Joseph Stanton, who has lived in Hawaiʻi since 1972, is a Professor of Art History and American Studies at the University of Hawaiʻi at Mānoa. His Ph.D. is from New York University. His books of poems are Moving Pictures (2019), Things Seen (2016), A Field Guide to the Wildlife of Suburban Oʻahu (2006), Cardinal Points (2002), Imaginary Museum: Poems on Art (1999), and What the Kite Thinks (1994). His other sorts of books include Looking for Edward Gorey (2011), Stan Musial: A Biography (2007), The Important Books: Children's Picture Books as Art and Literature (2005), and A Hawaiʻi Anthology (1997). He has a special interest in the book illustrations of Jean Charlot. He occasionally teaches poetry workshops at Poets House (in New York City) and at the Honolulu Museum of Art.

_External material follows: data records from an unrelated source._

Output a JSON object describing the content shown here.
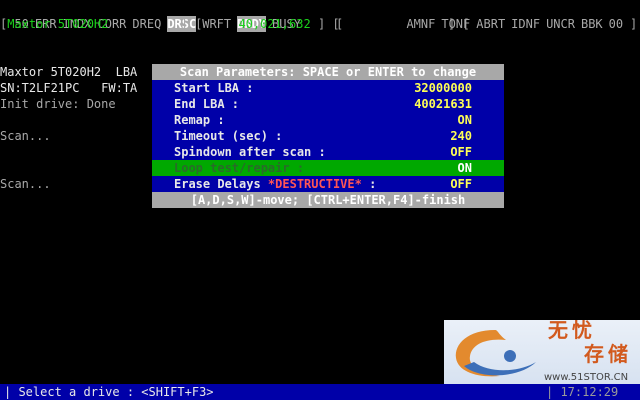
{
  "status_flags": [
    {
      "label": "50",
      "active": false
    },
    {
      "label": "ERR",
      "active": false
    },
    {
      "label": "INDX",
      "active": false
    },
    {
      "label": "CORR",
      "active": false
    },
    {
      "label": "DREQ",
      "active": false
    },
    {
      "label": "DRSC",
      "active": true
    },
    {
      "label": "WRFT",
      "active": false
    },
    {
      "label": "DRDY",
      "active": true
    },
    {
      "label": "BUSY",
      "active": false
    }
  ],
  "error_flags": [
    "AMNF",
    "TONF",
    "ABRT",
    "IDNF",
    "UNCR",
    "BBK",
    "00"
  ],
  "drive_bar": {
    "model": "Maxtor 5T020H2",
    "sep1": "] [",
    "lba": "40,021,632",
    "sep2": "] [",
    "sep3": "] ["
  },
  "console": {
    "line1": "Maxtor 5T020H2  LBA",
    "line2": "SN:T2LF21PC   FW:TA",
    "line3": "Init drive: Done",
    "line4": "Scan...",
    "line5": "Scan..."
  },
  "dialog": {
    "title": "Scan Parameters: SPACE or ENTER to change",
    "rows": [
      {
        "label": "Start LBA :",
        "value": "32000000"
      },
      {
        "label": "End LBA :",
        "value": "40021631"
      },
      {
        "label": "Remap :",
        "value": "ON"
      },
      {
        "label": "Timeout (sec) :",
        "value": "240"
      },
      {
        "label": "Spindown after scan :",
        "value": "OFF"
      },
      {
        "label": "Loop test/repair :",
        "value": "ON"
      },
      {
        "label_a": "Erase Delays ",
        "label_b": "*DESTRUCTIVE*",
        "label_c": " :",
        "value": "OFF"
      }
    ],
    "hint": "[A,D,S,W]-move; [CTRL+ENTER,F4]-finish"
  },
  "bottom_bar": {
    "prompt": "| Select a drive : <SHIFT+F3>",
    "clock": "| 17:12:29"
  },
  "watermark": {
    "cn_top": "无忧",
    "cn_bottom": "存储",
    "url": "www.51STOR.CN"
  },
  "colors": {
    "dialog_bg": "#0000a8",
    "selected_row": "#00a800",
    "value_text": "#ffff55",
    "destructive": "#ff5555"
  }
}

Jean Trapido-Rosenthal was born and raised in Hawaiʻi. She received her Bachelor's degree in Art History from Pomona College, and her Master's degree at the University of California, Santa Barbara, specializing in American art. She served as registrar, docent educator, and curator at the Bermuda National Gallery, in Hamilton, Bermuda, as well as development associate at the Bermuda Biological Station for Research. Currently she serves as an interpretive guide at Shangri La, the Diamond Head estate of the late Doris Duke.
Laura Warfield is a paralegal for a Honolulu law firm. Born in Pennsylvania, she has lived in Hawaiʻi for over thirty years. She has a B.A. in history from Fordham University's College at Lincoln Center.
Allison Wong is currently the Deputy Director at the Honolulu Museum of Art (HoMA). Her responsibilities include overseeing buildings and grounds for three campuses, as well as earned revenue including that of the Museum’s Shop and Café, Security, IT and Development. Prior to her current position at HoMA, Ms. Wong was the Executive Director of The Contemporary Museum (TCM) where she successfully worked on the merger of The Contemporary Museum and the Honolulu Academy of Arts. Ms. Wong was familiar to TCM where for more than ten years she held the position of Associate Curator and also served as the Curator of Exhibitions at First Hawaiian Center. Previously, Ms. Wong was Director of the Art in Public Places Program and the Hawaiʻi State Art Museum at the Hawaiʻi State Foundation on Culture and the Arts. Ms. Wong has also worked as an art consultant to architects, designers, developers, and private individuals. For her clients, she developed customized art programs that included planning and implementation from concept development through acquisition and installation of works by local and national artists.